"When I look at someone like Lions outfielder [G.G.] Sato, I see someone who has come so far in a short time and is absolutely driven," said Hoshino, who also named Lions shortstop Hiroyuki Nakajima to the Olympic team for the first time.
"Nakajima has been saying he was going all out to be on the team. And that's what we want.
"I want the guys with experience, who've been there before, to tell the new guys what it's like. Although we will have only a short time to come together as a team, I expect we will."
Hoshino named Tokyo Yakult infielder Shinya Miyamoto as captain for his second straight Olympics. He was also the captain of Japan's World Baseball Classic-winning team in 2006.
Miyamoto and Nakajima will give Hoshino four shortstops to choose from along with the Hawks' Munenori Kawasaki and the Marines' Tsuyoshi Nishioka.
The only second baseman chosen was the Dragons' Masahiro Araki, while first base will be held down by the Tigers' Takahiro Arai and third by the Yokohama BayStars' Shuichi Murata.
The catching duties will be shared by Yomiuri's Shinnosuke Abe, the Marines' Tomoya Satozaki and the Tigers' Akihiro Yano.
Coach Koichi Tabuchi said that past international competition has taught the staff that the ability to put the ball in play is more important than raw power.
"We learned in Taiwan last year that with international umpires, you can't depend on their strike zone, so you have to be able to swing," he said. "That's why we're going less for power and more for guys who are going to build rallies."
Murata, a potent power hitter, would seem an exception, but Tabuchi defended the slugger's selection.
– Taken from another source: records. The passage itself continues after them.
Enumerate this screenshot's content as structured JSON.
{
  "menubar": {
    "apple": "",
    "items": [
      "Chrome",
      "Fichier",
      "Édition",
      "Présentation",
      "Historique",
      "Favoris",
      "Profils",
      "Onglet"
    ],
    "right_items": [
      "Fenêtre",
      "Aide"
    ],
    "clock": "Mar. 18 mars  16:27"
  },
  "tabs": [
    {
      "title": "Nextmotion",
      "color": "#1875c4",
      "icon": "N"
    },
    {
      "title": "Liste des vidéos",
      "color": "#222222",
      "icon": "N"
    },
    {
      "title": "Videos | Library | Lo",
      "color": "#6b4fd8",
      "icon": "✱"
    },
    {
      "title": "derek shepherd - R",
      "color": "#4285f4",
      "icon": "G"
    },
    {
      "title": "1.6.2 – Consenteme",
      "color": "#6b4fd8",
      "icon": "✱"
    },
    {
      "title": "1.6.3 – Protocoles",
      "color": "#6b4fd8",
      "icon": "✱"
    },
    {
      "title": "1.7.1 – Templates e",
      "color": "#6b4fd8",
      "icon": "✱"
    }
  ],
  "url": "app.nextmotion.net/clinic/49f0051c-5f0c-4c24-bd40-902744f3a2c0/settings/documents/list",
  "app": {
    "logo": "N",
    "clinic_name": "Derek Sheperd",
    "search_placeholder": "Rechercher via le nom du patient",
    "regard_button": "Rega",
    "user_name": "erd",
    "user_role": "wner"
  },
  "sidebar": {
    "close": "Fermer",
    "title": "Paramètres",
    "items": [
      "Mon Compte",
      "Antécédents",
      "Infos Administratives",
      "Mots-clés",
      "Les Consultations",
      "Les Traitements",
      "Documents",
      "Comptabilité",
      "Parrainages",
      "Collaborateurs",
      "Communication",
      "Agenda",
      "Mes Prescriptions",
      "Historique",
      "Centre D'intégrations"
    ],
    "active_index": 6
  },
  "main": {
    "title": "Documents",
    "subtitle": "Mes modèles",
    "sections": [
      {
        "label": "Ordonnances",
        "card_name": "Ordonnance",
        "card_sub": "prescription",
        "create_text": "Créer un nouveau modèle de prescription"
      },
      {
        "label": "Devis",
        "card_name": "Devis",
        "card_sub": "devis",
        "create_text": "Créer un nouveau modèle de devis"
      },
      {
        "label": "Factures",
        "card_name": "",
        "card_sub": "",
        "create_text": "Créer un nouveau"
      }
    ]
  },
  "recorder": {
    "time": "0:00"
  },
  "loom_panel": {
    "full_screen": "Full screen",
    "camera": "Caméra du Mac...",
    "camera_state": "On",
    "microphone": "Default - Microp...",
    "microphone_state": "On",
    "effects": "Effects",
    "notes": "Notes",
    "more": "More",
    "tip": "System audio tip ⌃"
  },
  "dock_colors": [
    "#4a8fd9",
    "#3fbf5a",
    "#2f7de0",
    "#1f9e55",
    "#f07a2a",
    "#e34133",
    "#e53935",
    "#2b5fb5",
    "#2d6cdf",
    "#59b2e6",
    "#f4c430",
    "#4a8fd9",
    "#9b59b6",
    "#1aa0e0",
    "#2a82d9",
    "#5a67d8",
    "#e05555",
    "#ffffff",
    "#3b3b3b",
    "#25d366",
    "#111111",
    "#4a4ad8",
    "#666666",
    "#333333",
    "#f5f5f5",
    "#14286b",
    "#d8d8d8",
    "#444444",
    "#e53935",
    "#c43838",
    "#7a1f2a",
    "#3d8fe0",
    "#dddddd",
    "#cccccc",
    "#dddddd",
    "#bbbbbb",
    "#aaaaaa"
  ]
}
"He hits homers, true, but if you watch, you'll see he hits a lot of them to right field, so he's thinking of more than home runs," Tabuchi said of the right-handed-hitting CL home run champ.
"On top of that, when we needed a run in Taiwan, he led off a key inning by getting hit with a pitch and responded by pumping his fist.
"He was more than happy to take one for the team because for him, it's about the team. When the team split up, he said, 'See you in Beijing,' and I'm really glad we will."
Hoshino named two players who are now benched with injuries: Arai, and the Fighters' Atsunori Inaba, one of just four outfielders on the squad. Hoshino called both players to check on their condition.
"He asked me about my condition," Inaba said. "The call lasted two or three minutes. When he asked if I would play, I said I would and that was the end of the call."
If Hoshino was inspired by the players' attitudes, he was disappointed by his lack of options in the outfield.
"Frankly, I can't believe the current quality," he said. "Too few of our best outfielders [in Japan pro ball], the guys who are reliable hitters and have the arms to play right field, are Japanese."
With only Sato, Yakult's Norichika Aoki and Chunichi's Masahiko Morino to ease the outfield burden, Inaba will have no choice but to be healthy and stay healthy.
"Obviously, I will work hard to be fit--I have to be fit," Inaba said. "If I feel any anxiety about my condition, I'll have to pass, because you can't do something like this halfway."